So, confession over.

One of the things about audiobooks, as I’ve said many times before, is the impact the tone of the narrator can have on the story. Some narrate, some perform – the latter is almost always better – and I’ve often found myself having a different experience reading a book physically than when I listen to it instead. I’ve only listened to this book so far, but I plan to physically read it thereafter.

All that said, I rather wish I’d skipped the introduction. There’s two pieces to that, one minor and one major. The minor point is that there’s a bit of a somewhat-spoiler in the introduction for the first story in the collection – “Another Chart of the Silences.” The major point is that, for lack of a better way of putting it, the introduction’s tone (again, delivered as an audiobook) came across rather patronizing and really off-putting. Had I not been out on a long walk with dog-leash in hand and my iPhone buried in my pocket, I might have turned it off.

This is by no means my way of telling you to skip the book – quite the opposite, as I’ll get to in a moment – but the introduction rubbed me so far the wrong way there was static in what little remains of my hair. Perhaps it was the audio interpretation and performance, but it was like being lectured to from a stuffy parent about how you have no idea what culture is and you’re about to get schooled – schooled, young man – in what you’ve been missing. So shut up and sit down and behave. Even if that’s true – and I’m certainly not saying that my experience with the first short story was anything but sublime – the delivery was just really off.

This introduction did absolutely nothing to entice me in the slightest, and had quite the opposite of the intended effect, I’m sure. So – and I rarely say this – I’d suggest reading the introduction later (or, if you’re listening to the audiobook, skip past it and come back to it later).

“Another Chart of the Silences”

Oh this story. As is often the case in the best short fiction, the narrative is in itself simple – a man who sails wishes to make a chart with original period tools of an area that has a vaguely sinister mythological association.

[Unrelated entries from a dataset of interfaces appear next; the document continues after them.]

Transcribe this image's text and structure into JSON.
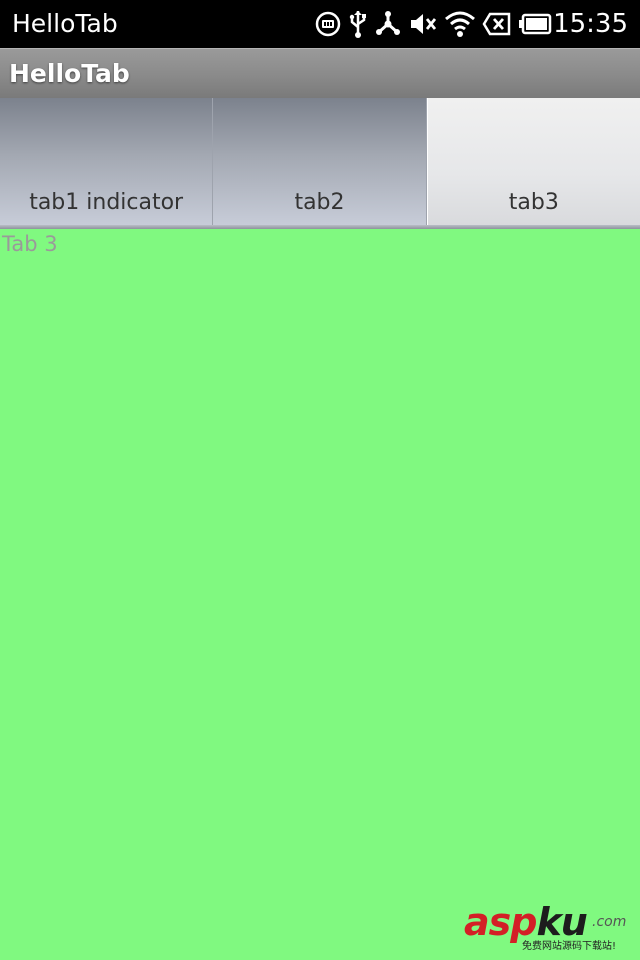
{
  "status_bar": {
    "notification_title": "HelloTab",
    "time": "15:35",
    "icons": [
      "media-icon",
      "usb-icon",
      "share-icon",
      "mute-icon",
      "wifi-icon",
      "no-sim-icon",
      "battery-icon"
    ],
    "color": "#ffffff"
  },
  "app_bar": {
    "title": "HelloTab"
  },
  "tabs": [
    {
      "label": "tab1 indicator",
      "selected": false
    },
    {
      "label": "tab2",
      "selected": false
    },
    {
      "label": "tab3",
      "selected": true
    }
  ],
  "content": {
    "text": "Tab 3",
    "background_color": "#80f980"
  },
  "watermark": {
    "brand_part1": "asp",
    "brand_part2": "ku",
    "suffix": ".com",
    "tagline": "免费网站源码下载站!"
  },
  "colors": {
    "status_bar_bg": "#000000",
    "title_bar_bg": "#8a8a8a",
    "selected_tab_bg": "#e6e7e9",
    "unselected_tab_bg": "#a3a8b2"
  }
}
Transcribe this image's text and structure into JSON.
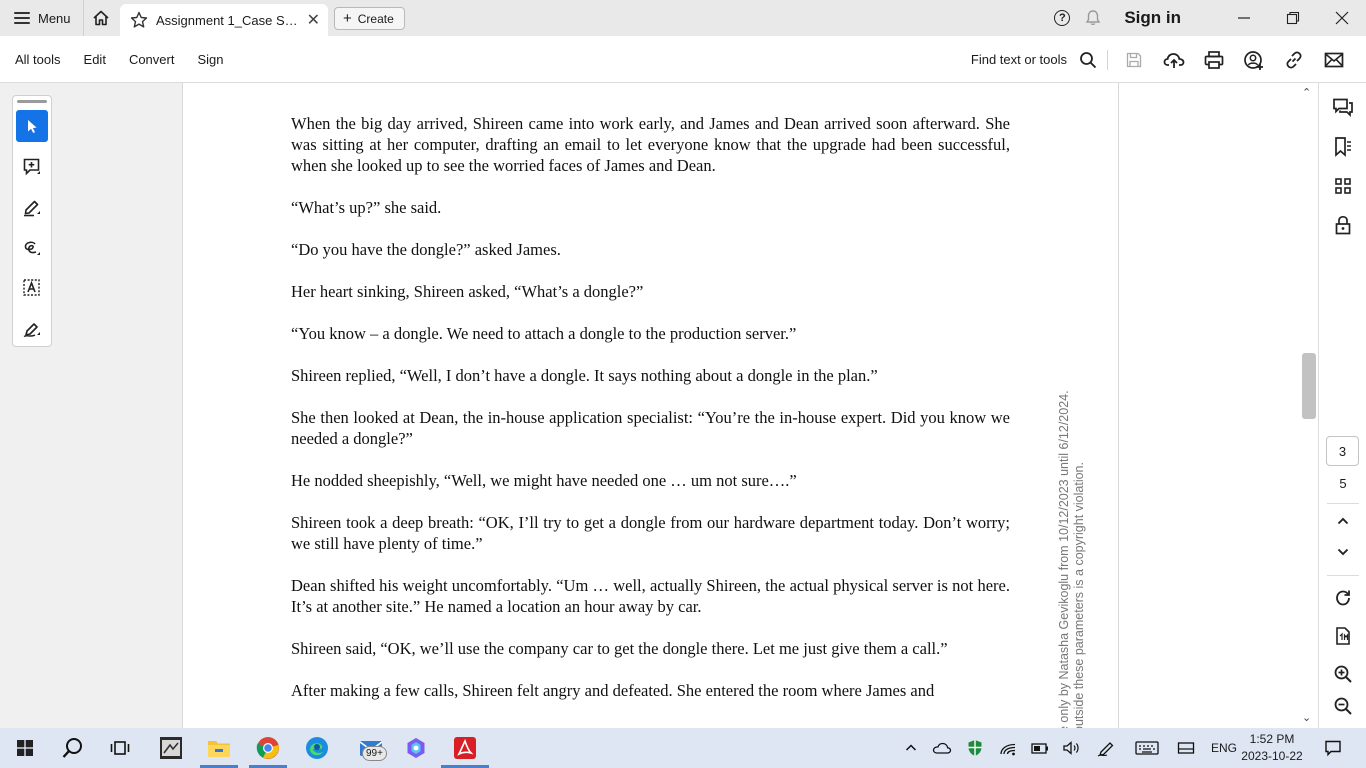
{
  "titlebar": {
    "menu_label": "Menu",
    "tab_title": "Assignment 1_Case Stud...",
    "create_label": "Create",
    "signin_label": "Sign in"
  },
  "toolbar": {
    "menus": [
      "All tools",
      "Edit",
      "Convert",
      "Sign"
    ],
    "find_label": "Find text or tools"
  },
  "left_tools": [
    "select-cursor-icon",
    "add-comment-icon",
    "highlight-pen-icon",
    "freehand-draw-icon",
    "text-recognition-icon",
    "sign-pen-icon"
  ],
  "document": {
    "paragraphs": [
      "When the big day arrived, Shireen came into work early, and James and Dean arrived soon afterward. She was sitting at her computer, drafting an email to let everyone know that the upgrade had been successful, when she looked up to see the worried faces of James and Dean.",
      "“What’s up?” she said.",
      "“Do you have the dongle?” asked James.",
      "Her heart sinking, Shireen asked, “What’s a dongle?”",
      "“You know – a dongle. We need to attach a dongle to the production server.”",
      "Shireen replied, “Well, I don’t have a dongle. It says nothing about a dongle in the plan.”",
      "She then looked at Dean, the in-house application specialist: “You’re the in-house expert. Did you know we needed a dongle?”",
      "He nodded sheepishly, “Well, we might have needed one … um not sure….”",
      "Shireen took a deep breath: “OK, I’ll try to get a dongle from our hardware department today. Don’t worry; we still have plenty of time.”",
      "Dean shifted his weight uncomfortably. “Um … well, actually Shireen, the actual physical server is not here. It’s at another site.” He named a location an hour away by car.",
      "Shireen said, “OK, we’ll use the company car to get the dongle there. Let me just give them a call.”",
      "After making a few calls, Shireen felt angry and defeated. She entered the room where James and"
    ],
    "watermark_line1": "e only by Natasha Gevikoglu from 10/12/2023 until 6/12/2024.",
    "watermark_line2": "outside these parameters is a copyright violation."
  },
  "pagination": {
    "current_page": "3",
    "total_pages": "5"
  },
  "taskbar": {
    "mail_badge": "99+",
    "language": "ENG",
    "time": "1:52 PM",
    "date": "2023-10-22"
  },
  "colors": {
    "accent": "#1473e6",
    "acrobat_red": "#d81f26",
    "taskbar_bg": "#dde6f2"
  }
}
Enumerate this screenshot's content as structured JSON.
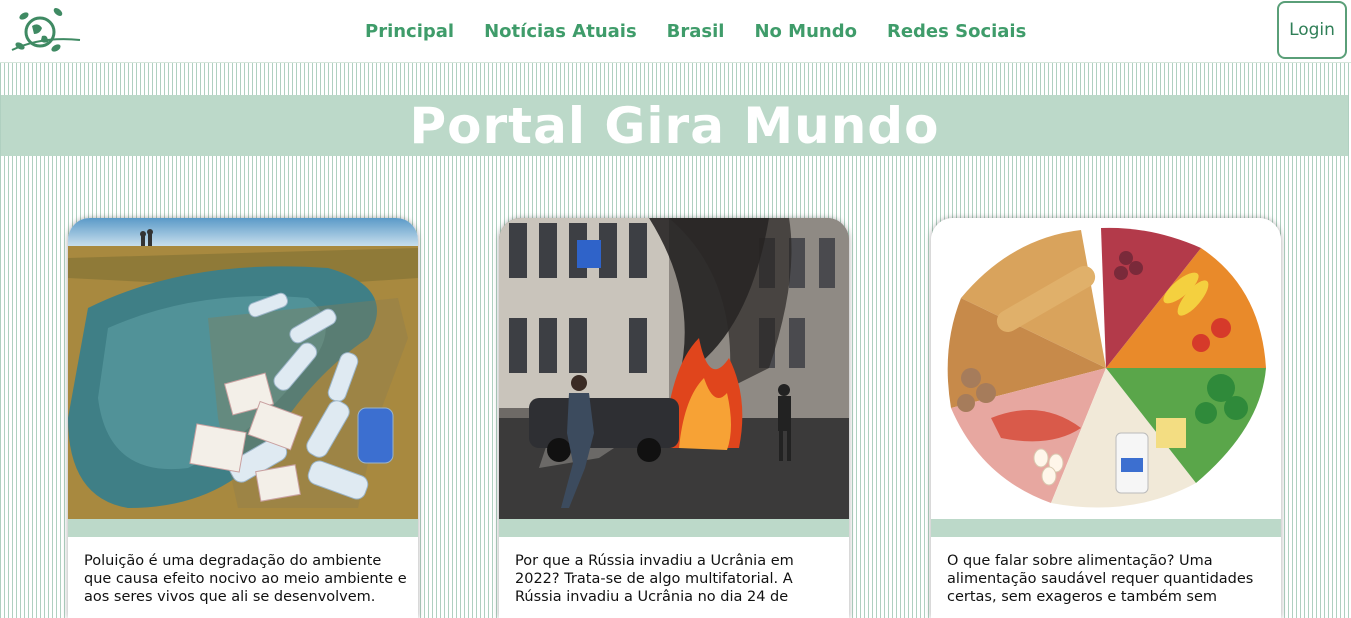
{
  "nav": {
    "links": [
      "Principal",
      "Notícias Atuais",
      "Brasil",
      "No Mundo",
      "Redes Sociais"
    ],
    "login_label": "Login"
  },
  "banner": {
    "title": "Portal Gira Mundo"
  },
  "cards": [
    {
      "image": "photo-plastic-pollution",
      "text": "Poluição é uma degradação do ambiente que causa efeito nocivo ao meio ambiente e aos seres vivos que ali se desenvolvem."
    },
    {
      "image": "photo-ukraine-explosion",
      "text": "Por que a Rússia invadiu a Ucrânia em 2022? Trata-se de algo multifatorial. A Rússia invadiu a Ucrânia no dia 24 de"
    },
    {
      "image": "photo-food-wheel",
      "text": "O que falar sobre alimentação? Uma alimentação saudável requer quantidades certas, sem exageros e também sem"
    }
  ],
  "colors": {
    "accent": "#3f9c6a",
    "banner": "#bcd9c9",
    "login_border": "#5a9f78"
  }
}
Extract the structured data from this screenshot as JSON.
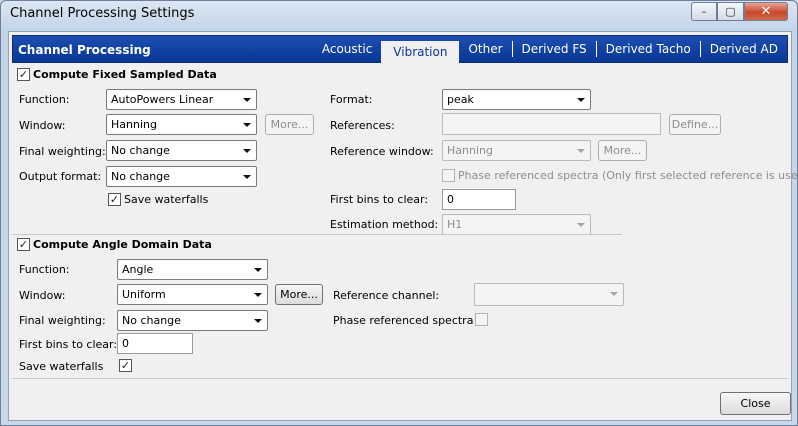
{
  "window": {
    "title": "Channel Processing Settings",
    "controls": {
      "minimize": "–",
      "maximize": "▢",
      "close": "✕"
    }
  },
  "header": {
    "title": "Channel Processing",
    "tabs": [
      "Acoustic",
      "Vibration",
      "Other",
      "Derived FS",
      "Derived Tacho",
      "Derived AD"
    ],
    "active_tab": "Vibration"
  },
  "fixed": {
    "title": "Compute Fixed Sampled Data",
    "checked": true,
    "function_label": "Function:",
    "function_value": "AutoPowers Linear",
    "window_label": "Window:",
    "window_value": "Hanning",
    "window_more": "More...",
    "weighting_label": "Final weighting:",
    "weighting_value": "No change",
    "output_label": "Output format:",
    "output_value": "No change",
    "save_waterfalls_label": "Save waterfalls",
    "save_waterfalls_checked": true,
    "format_label": "Format:",
    "format_value": "peak",
    "references_label": "References:",
    "references_value": "",
    "define_button": "Define...",
    "ref_window_label": "Reference window:",
    "ref_window_value": "Hanning",
    "ref_window_more": "More...",
    "phase_ref_label": "Phase referenced spectra (Only first selected reference is used)",
    "first_bins_label": "First bins to clear:",
    "first_bins_value": "0",
    "estimation_label": "Estimation method:",
    "estimation_value": "H1"
  },
  "angle": {
    "title": "Compute Angle Domain Data",
    "checked": true,
    "function_label": "Function:",
    "function_value": "Angle",
    "window_label": "Window:",
    "window_value": "Uniform",
    "window_more": "More...",
    "weighting_label": "Final weighting:",
    "weighting_value": "No change",
    "first_bins_label": "First bins to clear:",
    "first_bins_value": "0",
    "save_waterfalls_label": "Save waterfalls",
    "save_waterfalls_checked": true,
    "ref_channel_label": "Reference channel:",
    "ref_channel_value": "",
    "phase_ref_label": "Phase referenced spectra"
  },
  "footer": {
    "close_button": "Close"
  },
  "icons": {
    "check": "✓"
  }
}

In a library, he meets a young man and the two form a connection that is as tangled in loneliness and brittle self-esteem as it is in something ephemerally stronger and potentially disastrous.

I refuse to spoil anything of this story. The first brush with “the Silences” is hauntingly written, and the slow spiral to the ending starts as a kind of soft ache that builds to such a tight and anxious swell that I found myself pausing at points in my walk, closing my eyes and just listening to the words of the performer, closing out the rest of my senses to get swept up in the narrative.

Ultimately, the story left me feeling a little haunted, and I daresay that was the intent.

I’m going to pace myself with these stories, I think, and allow myself indulgences over as much time as I can stand to draw it out.